The title of last night's public forum -"You Are Not Alone" - may have summed up the opiate abuse problem that is impacting many area communities, regardless of ethnicity or income levels.
Christine Latham, Buffalo director of the Foundation for a Drug-Free World, explained how quickly today's youth can be consumed by drugs.
"I'm 46 and the drugs today are not the drugs of my childhood. So it's not just like marijuana, it's not just like alcohol, it's not just like cocaine," said Latham. "You may go to a party. You may have that pill. You may walk away from that with an addiction for the rest of your life."
Keri Lock of Save the Michaels of the World shared the story of her 15-year-old son who was injured in a bicycle accident. He started with prescription painkillers before slipping into heroin addiction.
"I was very isolated and didn't realize how many other people were experiencing something similar, and discovered that there were groups of us experiencing very similar things," said Lock. "So I started reaching out and helping people. We come together as a group to help other people to maybe not experience the traumas that we've gone through."
The forum was sponsored by Save the Michaels of the World, Horizon Health Services, the Village of Kenmore and the City and Town of Tonawanda.
The forum drew a variety of perspectives and concerns regarding the growing opiate abuse epidemic. Some said the easy availability of prescription painkillers gave rise to the epidemic.
One man, who identified himself as a patient of Dr. Eugene Gosy, defended the physician who is accused of filling out thousands of illegeal prescriptions.
"He took me off medications that neurosurgeons had me on - fentanyl patch 40 times what is stronger than heroin - and got me off oxycodone and put me on the lightest amount of medication using with my stimulator. "
Forum organizers say they want to eliminate the shame felt by addicts and their families. They are calling on communities to focus instead on prevention and treatment.

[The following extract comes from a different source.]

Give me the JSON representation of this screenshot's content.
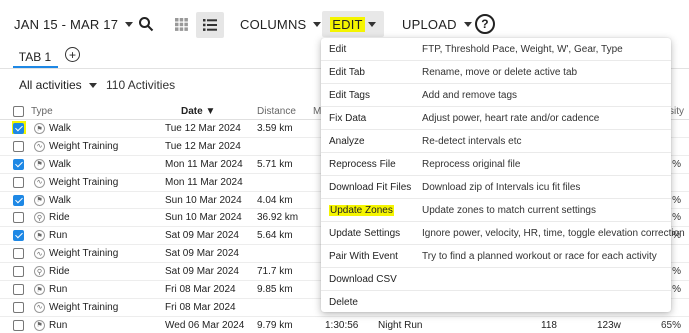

Several elected officials, including County Executive Mark Poloncarz, were on hand to hear all opinions voiced.